The difficulty for storytellers is that this economic imperative precedes and often supersedes creative decisions. This has mostly been presented in negative terms, with filmmakers lamenting that it is too expensive to shoot American movies in the locations where the stories actually take place. Thus Brokeback Mountain (2005), a story of American cowboys in Wyoming, was filmed in British Columbia. Superman Returns (2006) was shot mainly in Australia. And Cold Mountain (2003), set in North Carolina during the American Civil War, was filmed in Romania.

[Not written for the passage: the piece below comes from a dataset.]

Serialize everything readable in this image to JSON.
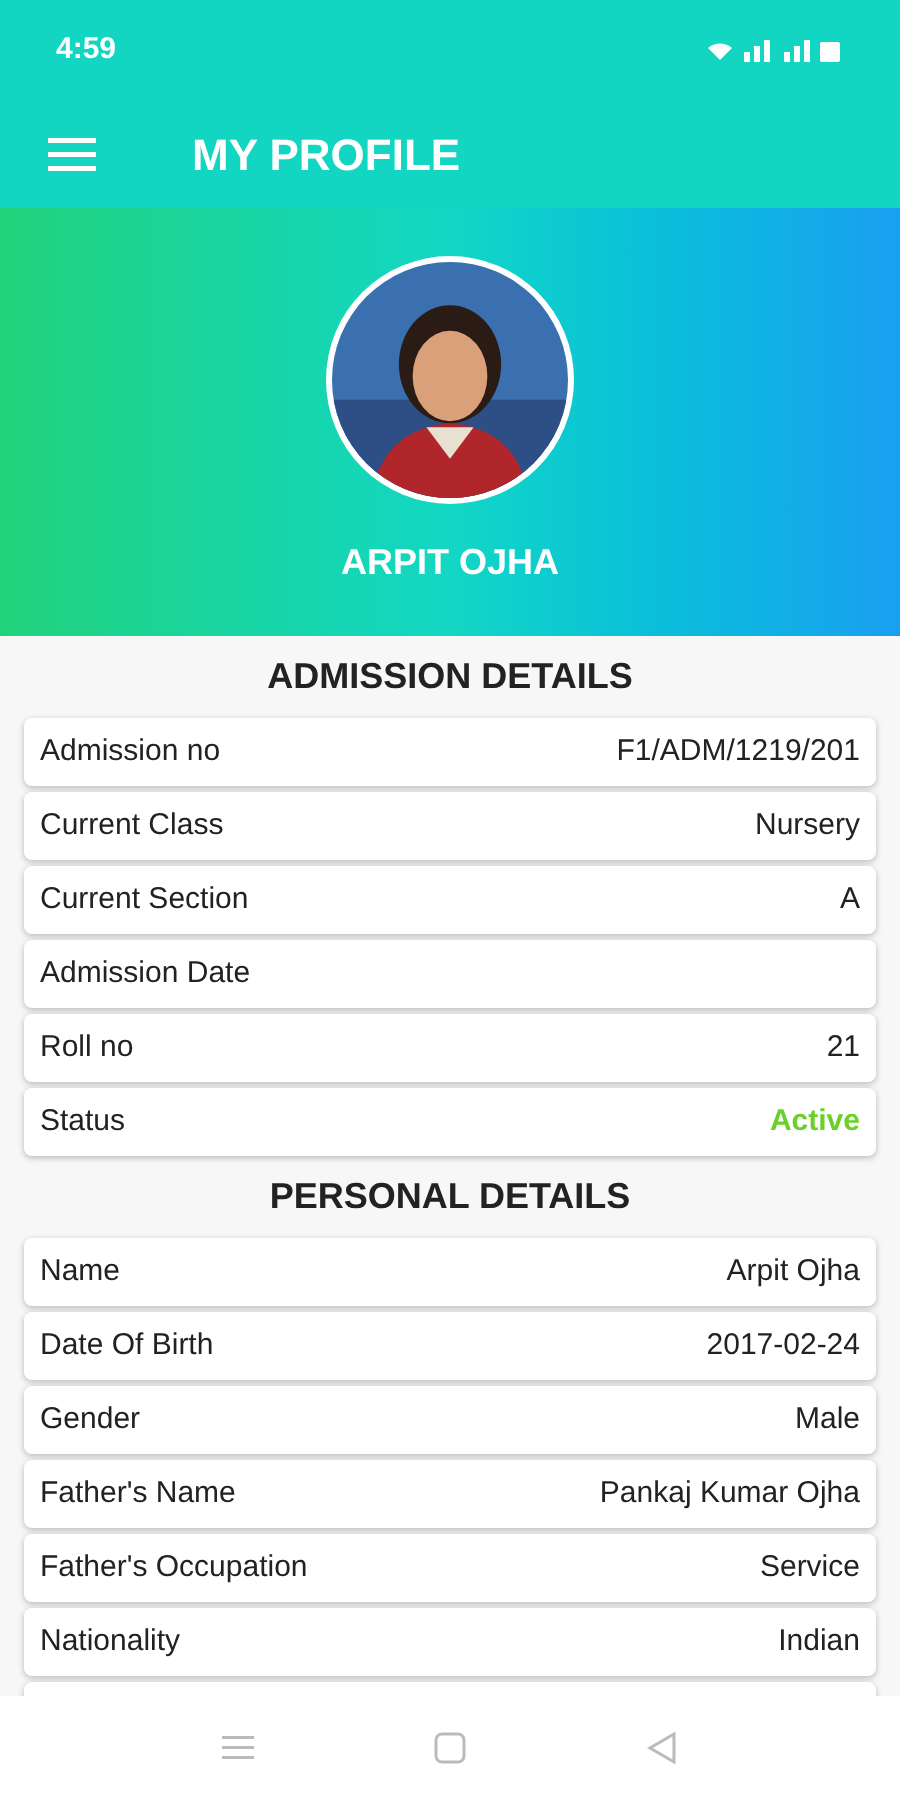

It is a fool’s errand to try to make Mozambique look like Manhattan, yet this is essentially the conundrum filmmakers are struggling with as shooting locations bear less and less resemblance to story locations. But the problem does have a flipside. Filmmakers can now tell stories about places they previously could not afford. Overseas shooting on location, once the sole domain of big budget movies, is now an economic necessity for smaller productions as well. If Hollywood stories can incorporate these locations instead of merely exploiting them, the American cinema will become richer. The only question is whether audiences will be interested in stories set in other countries, but given the global nature of the film industry today I believe they will be. Perhaps this economic model will even allow a new genre to develop, one of Americans traveling abroad, making a virtue of the same necessity that once favored the cheap production of Westerns in the arid scrubland of Southern California.

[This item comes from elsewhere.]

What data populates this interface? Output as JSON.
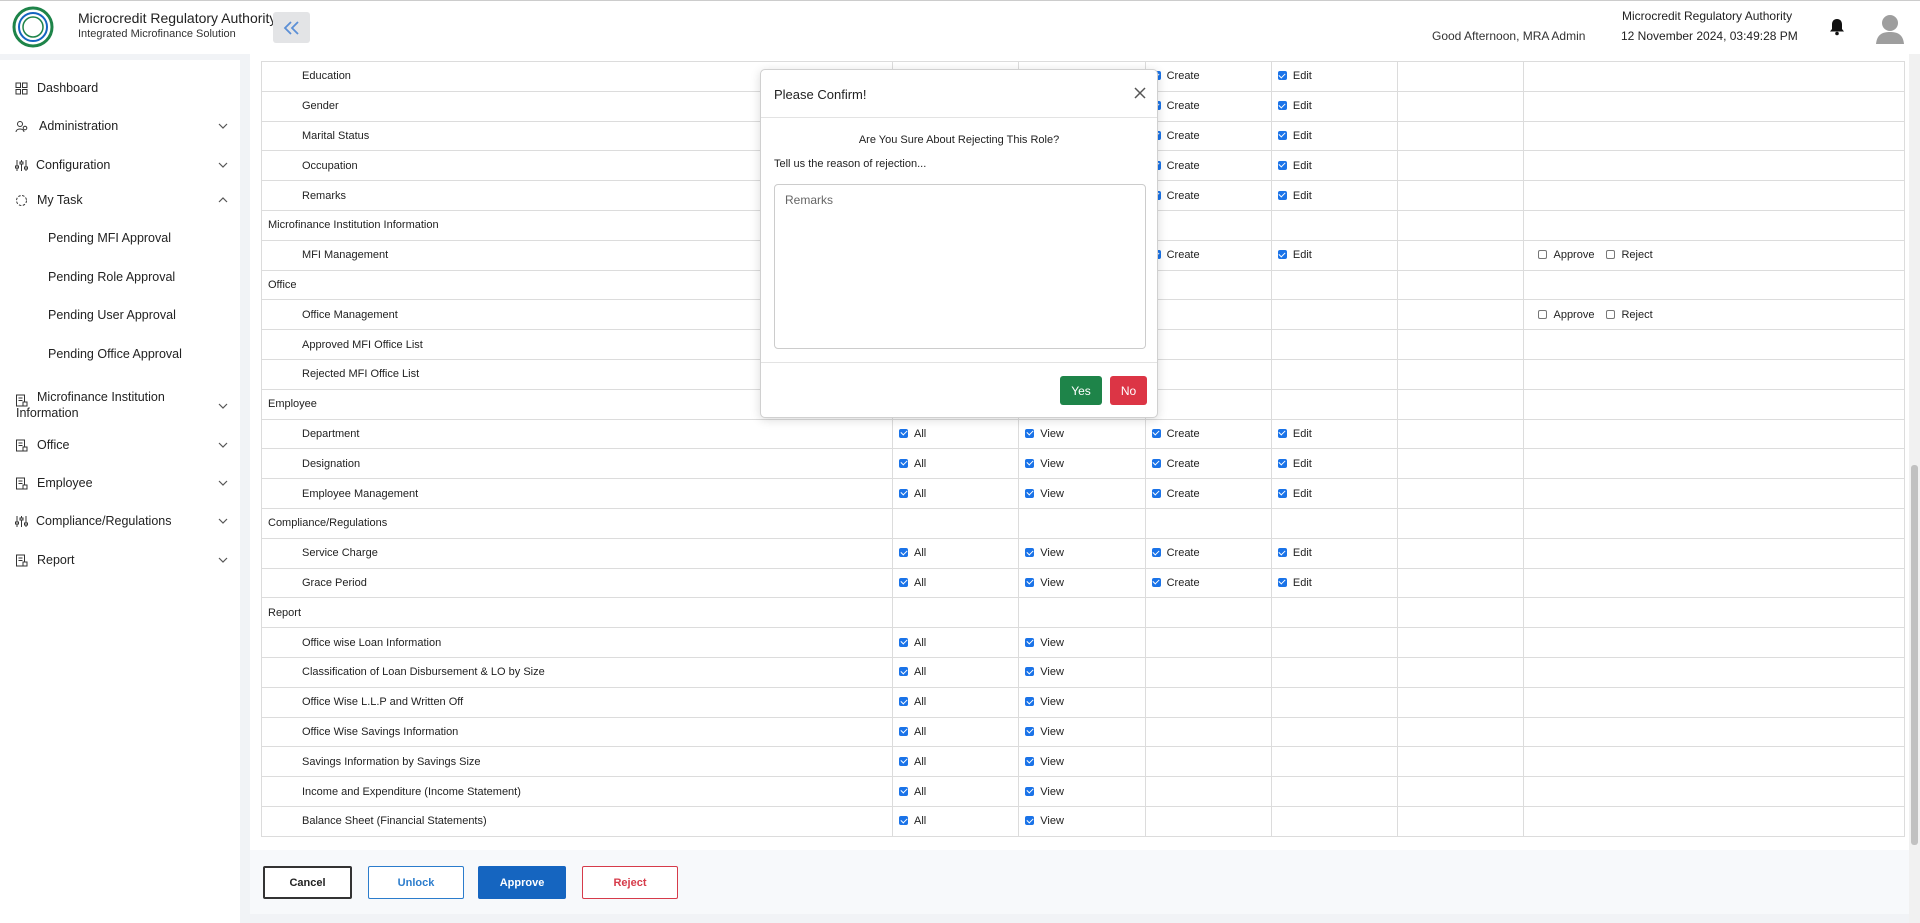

My current film, an international thriller, has story locations in Bangkok, Prague, Moscow, and Omaha, Nebraska. Excluding some exterior location photography, we are filming mainly in Sofia, both on a soundstage and on similar locations. (While I had initially hoped to change one of the story locations to our actual shooting location, Sofia is not exactly an escapist fantasy destination.) Our challenge will be to sell the city’s housing as Moscow, its nearby plains as Nebraska, and its cobblestoned streets as Prague. But at least on this film there are no palm trees to frame out.

GREG MARCKS is a director and screenwriter based in Los Angeles.